|New York Yankees||88||74||6||.543||17.5%||30.1%||47.6%|
|Toronto Blue Jays||77||85||17||.475||0.4%||1.9%||2.4%|
Now, it pushes the Yankees to third in the division, but even this dark scenario doesn’t push the club out of contention. And with the missing losses due to injury rather than under-performance, it’s a more obvious scenario for the Yankees to be aggressive in making an acquisition, while something might be trickier if the problem was simply players who should be performing well but aren’t.
That the Yankees have this much survivability is testament to some responsible planning we talked about this offseason. Given the high likelihood of contention, the Yankees largely over-engineered their lineup. Facing Gregorius being gone at the start of the season, they brought in Troy Tulowitzki and LeMahieu, even without an obvious way to get both starter-level playing time before Gregorius’s return. Facing the Hicks injury, the Yankees weren’t content to just say “whatever, we have Frazier,” so they acquired Tauchman, an interesting spare part who the Rockies had little interest in exploring, in essence preparing for the next injury. There haven’t been as many nasty pitching surprises since the Severino injury, but even the Yankees there saw the wisdom of signing Gio Gonzalez (although he was recently released) in order to have a cheap fallback option in the case of another injury or simple disappointment from Domingo German or Jonathan Loaisiga.
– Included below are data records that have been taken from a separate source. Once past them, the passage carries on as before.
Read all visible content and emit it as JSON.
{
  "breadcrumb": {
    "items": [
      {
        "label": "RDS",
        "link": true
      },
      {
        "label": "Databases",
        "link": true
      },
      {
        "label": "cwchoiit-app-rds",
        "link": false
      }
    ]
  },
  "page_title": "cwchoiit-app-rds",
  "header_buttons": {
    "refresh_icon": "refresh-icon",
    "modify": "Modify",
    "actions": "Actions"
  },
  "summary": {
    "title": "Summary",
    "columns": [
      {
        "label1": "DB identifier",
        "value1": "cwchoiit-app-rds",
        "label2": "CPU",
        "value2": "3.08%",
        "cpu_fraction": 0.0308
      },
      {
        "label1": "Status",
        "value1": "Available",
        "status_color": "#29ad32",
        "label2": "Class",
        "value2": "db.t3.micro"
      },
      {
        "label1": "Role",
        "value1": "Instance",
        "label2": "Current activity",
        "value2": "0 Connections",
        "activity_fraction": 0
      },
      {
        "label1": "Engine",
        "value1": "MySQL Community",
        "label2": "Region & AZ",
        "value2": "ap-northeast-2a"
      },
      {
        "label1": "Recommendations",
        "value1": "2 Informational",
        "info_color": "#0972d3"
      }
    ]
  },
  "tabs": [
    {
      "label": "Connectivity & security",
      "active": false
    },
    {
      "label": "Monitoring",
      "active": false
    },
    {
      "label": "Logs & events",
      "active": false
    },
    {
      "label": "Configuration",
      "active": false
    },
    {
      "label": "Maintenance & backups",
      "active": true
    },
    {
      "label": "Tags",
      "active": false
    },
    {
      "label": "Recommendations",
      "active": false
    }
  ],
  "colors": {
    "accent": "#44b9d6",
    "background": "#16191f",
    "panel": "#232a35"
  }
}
The result of all this planning is that New York’s emergency lineups just aren’t that bad. In that Sunday lineup, every player is projected by ZiPS at above replacement level and generally beyond one WAR. It looks a lot like how the Astros built their starting rotation in 2018, not sweating the fact that Collin McHugh, a starter for the Astros since 2014, would be in relief. It’s also a lesson that the Red Sox and Indians took very poorly; the Red Sox might as well have been in stasis this winter and are paper-thin in multiple areas while the Indians have a starting lineup that can’t adequately survive not having the 2018 versions of Francisco Lindor and Jose Ramirez.
In essence, the Yankees lost a lot of wins above replacement, but they lost a lot fewer wins above Yankee replacement level by virtue of planning for a rainy day. The Yankees brought an umbrella to the 2019 season and it’s keeping them dry.
Dan Szymborski is a senior writer for FanGraphs and the developer of the ZiPS projection system. He was a writer for ESPN.com from 2010-2018, a regular guest on a number of radio shows and podcasts, and a voting BBWAA member. He also maintains a terrible Twitter account at @DSzymborski.